Excerpted records ::
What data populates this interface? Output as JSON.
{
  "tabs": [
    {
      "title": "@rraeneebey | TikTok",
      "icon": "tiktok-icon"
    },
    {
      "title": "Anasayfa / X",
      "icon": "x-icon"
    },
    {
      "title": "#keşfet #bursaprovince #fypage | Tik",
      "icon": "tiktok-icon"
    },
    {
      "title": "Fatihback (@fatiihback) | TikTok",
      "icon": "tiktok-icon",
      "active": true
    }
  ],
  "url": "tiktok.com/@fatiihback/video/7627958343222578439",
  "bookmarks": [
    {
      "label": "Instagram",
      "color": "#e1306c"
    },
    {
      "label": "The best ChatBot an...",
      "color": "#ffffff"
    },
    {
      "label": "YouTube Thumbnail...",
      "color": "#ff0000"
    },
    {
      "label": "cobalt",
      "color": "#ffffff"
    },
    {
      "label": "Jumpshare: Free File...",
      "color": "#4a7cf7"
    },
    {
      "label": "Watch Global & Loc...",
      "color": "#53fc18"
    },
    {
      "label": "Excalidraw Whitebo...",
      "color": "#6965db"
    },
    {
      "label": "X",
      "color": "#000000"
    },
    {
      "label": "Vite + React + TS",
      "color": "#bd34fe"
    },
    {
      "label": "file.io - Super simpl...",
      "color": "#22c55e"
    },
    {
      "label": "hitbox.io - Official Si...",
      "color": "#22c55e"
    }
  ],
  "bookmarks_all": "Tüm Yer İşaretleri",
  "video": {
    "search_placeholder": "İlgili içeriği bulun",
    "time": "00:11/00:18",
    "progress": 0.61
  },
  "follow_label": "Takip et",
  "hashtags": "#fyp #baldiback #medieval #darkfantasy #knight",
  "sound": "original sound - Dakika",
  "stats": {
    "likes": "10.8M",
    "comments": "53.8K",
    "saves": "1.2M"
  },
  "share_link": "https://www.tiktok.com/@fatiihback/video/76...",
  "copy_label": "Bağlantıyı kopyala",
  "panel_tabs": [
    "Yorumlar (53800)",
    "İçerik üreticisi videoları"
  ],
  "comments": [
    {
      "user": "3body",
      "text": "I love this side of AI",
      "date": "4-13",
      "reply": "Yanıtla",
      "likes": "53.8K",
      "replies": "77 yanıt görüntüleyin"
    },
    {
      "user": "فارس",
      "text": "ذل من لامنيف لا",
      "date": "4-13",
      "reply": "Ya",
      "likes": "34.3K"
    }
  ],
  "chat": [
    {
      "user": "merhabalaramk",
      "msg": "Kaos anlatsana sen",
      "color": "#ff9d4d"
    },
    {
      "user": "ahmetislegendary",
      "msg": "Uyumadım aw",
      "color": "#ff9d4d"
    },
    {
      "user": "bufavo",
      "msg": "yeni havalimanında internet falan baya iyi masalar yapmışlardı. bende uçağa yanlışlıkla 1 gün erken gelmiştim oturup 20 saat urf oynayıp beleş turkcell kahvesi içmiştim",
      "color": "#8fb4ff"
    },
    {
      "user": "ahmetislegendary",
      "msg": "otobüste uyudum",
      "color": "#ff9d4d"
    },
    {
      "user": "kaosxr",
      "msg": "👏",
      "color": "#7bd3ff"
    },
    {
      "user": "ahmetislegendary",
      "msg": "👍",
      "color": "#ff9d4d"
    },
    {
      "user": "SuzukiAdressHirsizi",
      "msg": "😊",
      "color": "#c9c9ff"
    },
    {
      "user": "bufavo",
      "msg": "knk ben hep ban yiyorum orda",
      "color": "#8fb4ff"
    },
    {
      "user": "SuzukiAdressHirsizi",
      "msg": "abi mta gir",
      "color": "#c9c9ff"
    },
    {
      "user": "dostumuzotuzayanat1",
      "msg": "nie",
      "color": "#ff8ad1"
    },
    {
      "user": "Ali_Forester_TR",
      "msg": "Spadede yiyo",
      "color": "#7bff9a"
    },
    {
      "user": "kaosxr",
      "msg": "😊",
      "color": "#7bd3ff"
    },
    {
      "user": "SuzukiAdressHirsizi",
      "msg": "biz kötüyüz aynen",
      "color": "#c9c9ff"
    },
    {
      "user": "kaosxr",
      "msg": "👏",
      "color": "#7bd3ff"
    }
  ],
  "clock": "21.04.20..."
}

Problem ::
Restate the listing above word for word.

Answer area ::
What data populates this interface? Output as JSON.
{
  "tabs": [
    {
      "title": "@rraeneebey | TikTok",
      "icon": "tiktok-icon"
    },
    {
      "title": "Anasayfa / X",
      "icon": "x-icon"
    },
    {
      "title": "#keşfet #bursaprovince #fypage | Tik",
      "icon": "tiktok-icon"
    },
    {
      "title": "Fatihback (@fatiihback) | TikTok",
      "icon": "tiktok-icon",
      "active": true
    }
  ],
  "url": "tiktok.com/@fatiihback/video/7627958343222578439",
  "bookmarks": [
    {
      "label": "Instagram",
      "color": "#e1306c"
    },
    {
      "label": "The best ChatBot an...",
      "color": "#ffffff"
    },
    {
      "label": "YouTube Thumbnail...",
      "color": "#ff0000"
    },
    {
      "label": "cobalt",
      "color": "#ffffff"
    },
    {
      "label": "Jumpshare: Free File...",
      "color": "#4a7cf7"
    },
    {
      "label": "Watch Global & Loc...",
      "color": "#53fc18"
    },
    {
      "label": "Excalidraw Whitebo...",
      "color": "#6965db"
    },
    {
      "label": "X",
      "color": "#000000"
    },
    {
      "label": "Vite + React + TS",
      "color": "#bd34fe"
    },
    {
      "label": "file.io - Super simpl...",
      "color": "#22c55e"
    },
    {
      "label": "hitbox.io - Official Si...",
      "color": "#22c55e"
    }
  ],
  "bookmarks_all": "Tüm Yer İşaretleri",
  "video": {
    "search_placeholder": "İlgili içeriği bulun",
    "time": "00:11/00:18",
    "progress": 0.61
  },
  "follow_label": "Takip et",
  "hashtags": "#fyp #baldiback #medieval #darkfantasy #knight",
  "sound": "original sound - Dakika",
  "stats": {
    "likes": "10.8M",
    "comments": "53.8K",
    "saves": "1.2M"
  },
  "share_link": "https://www.tiktok.com/@fatiihback/video/76...",
  "copy_label": "Bağlantıyı kopyala",
  "panel_tabs": [
    "Yorumlar (53800)",
    "İçerik üreticisi videoları"
  ],
  "comments": [
    {
      "user": "3body",
      "text": "I love this side of AI",
      "date": "4-13",
      "reply": "Yanıtla",
      "likes": "53.8K",
      "replies": "77 yanıt görüntüleyin"
    },
    {
      "user": "فارس",
      "text": "ذل من لامنيف لا",
      "date": "4-13",
      "reply": "Ya",
      "likes": "34.3K"
    }
  ],
  "chat": [
    {
      "user": "merhabalaramk",
      "msg": "Kaos anlatsana sen",
      "color": "#ff9d4d"
    },
    {
      "user": "ahmetislegendary",
      "msg": "Uyumadım aw",
      "color": "#ff9d4d"
    },
    {
      "user": "bufavo",
      "msg": "yeni havalimanında internet falan baya iyi masalar yapmışlardı. bende uçağa yanlışlıkla 1 gün erken gelmiştim oturup 20 saat urf oynayıp beleş turkcell kahvesi içmiştim",
      "color": "#8fb4ff"
    },
    {
      "user": "ahmetislegendary",
      "msg": "otobüste uyudum",
      "color": "#ff9d4d"
    },
    {
      "user": "kaosxr",
      "msg": "👏",
      "color": "#7bd3ff"
    },
    {
      "user": "ahmetislegendary",
      "msg": "👍",
      "color": "#ff9d4d"
    },
    {
      "user": "SuzukiAdressHirsizi",
      "msg": "😊",
      "color": "#c9c9ff"
    },
    {
      "user": "bufavo",
      "msg": "knk ben hep ban yiyorum orda",
      "color": "#8fb4ff"
    },
    {
      "user": "SuzukiAdressHirsizi",
      "msg": "abi mta gir",
      "color": "#c9c9ff"
    },
    {
      "user": "dostumuzotuzayanat1",
      "msg": "nie",
      "color": "#ff8ad1"
    },
    {
      "user": "Ali_Forester_TR",
      "msg": "Spadede yiyo",
      "color": "#7bff9a"
    },
    {
      "user": "kaosxr",
      "msg": "😊",
      "color": "#7bd3ff"
    },
    {
      "user": "SuzukiAdressHirsizi",
      "msg": "biz kötüyüz aynen",
      "color": "#c9c9ff"
    },
    {
      "user": "kaosxr",
      "msg": "👏",
      "color": "#7bd3ff"
    }
  ],
  "clock": "21.04.20..."
}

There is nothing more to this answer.